      1. Yes it always amazes me as well Clare. I used to travel when I was younger and I always liked seeing the old castles and historical sites and would marvel how well they have held up. We don’t really have old castles and the like here in the U.S. or in Canada where I grew up. I’ll be looking forward to your return in 2020. I follow a UK photographer and I really enjoy his shorebirds photography, but I also enjoy his little trips to historical places. He was on a road trip to Scotland a few months ago – he posted many interesting photos. Here is the historical portion of Andy Finnegan’s site whenever you get a chance to check it out – I think you’ll like it:

        Liked by 1 person

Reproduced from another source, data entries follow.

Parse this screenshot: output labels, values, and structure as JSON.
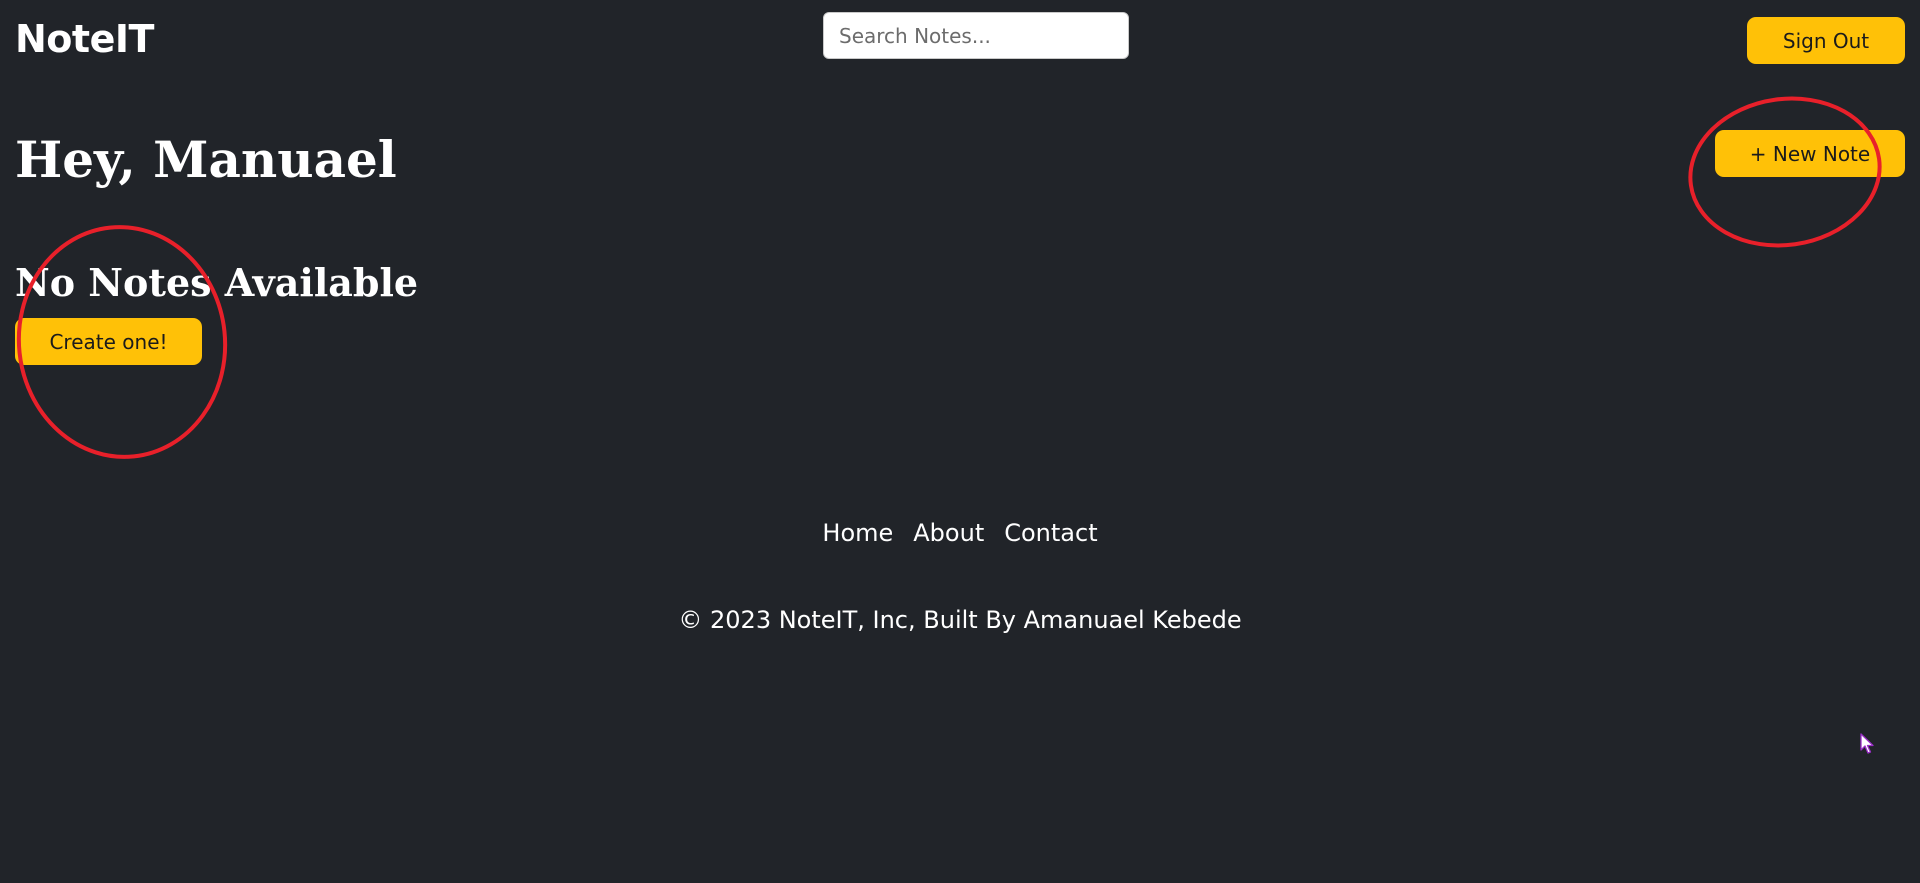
{
  "header": {
    "logo": "NoteIT",
    "search_placeholder": "Search Notes...",
    "sign_out_label": "Sign Out"
  },
  "main": {
    "greeting": "Hey, Manuael",
    "new_note_label": "+ New Note",
    "empty_heading": "No Notes Available",
    "create_label": "Create one!"
  },
  "footer": {
    "links": [
      "Home",
      "About",
      "Contact"
    ],
    "copyright": "© 2023 NoteIT, Inc, Built By Amanuael Kebede"
  },
  "colors": {
    "background": "#212429",
    "accent": "#ffc107",
    "annotation": "#e8202a"
  },
  "icons": {
    "cursor": "mouse-pointer-icon"
  }
}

      2. I’m glad you like it Clare. I really was fascinated with Andy’s poppy post and asked him if I could use it for Veteran’s Day and the 100th anniversary of the end of WWI. He is retired and he and his wife travel around in a camper van. I don’t know if she is interested in photography as well, but he says he originally created the blog instead of sending postcards to family when they are travelling. I am glad I was a good “blog matchmaker”. πŸ™‚

        Liked by 1 person

  1. I live in Mansfield, so Nottingham not far away. I have visited the castle a few times, which the last time was their last opening day before closing for renervations. I looked forward to visiting the castle again, when it opens.

    Ye Olde Trip to Jerusalem I have been in once many years ago and I found it a fascinating building.

    Liked by 1 person

Leave a Reply to 🎢 S M I L E 🎢 Cancel reply

Fill in your details below or click an icon to log in: Logo

You are commenting using your account. Log Out /  Change )

Google photo

You are commenting using your Google account. Log Out /  Change )

Twitter picture

You are commenting using your Twitter account. Log Out /  Change )

Facebook photo

You are commenting using your Facebook account. Log Out /  Change )

Connecting to %s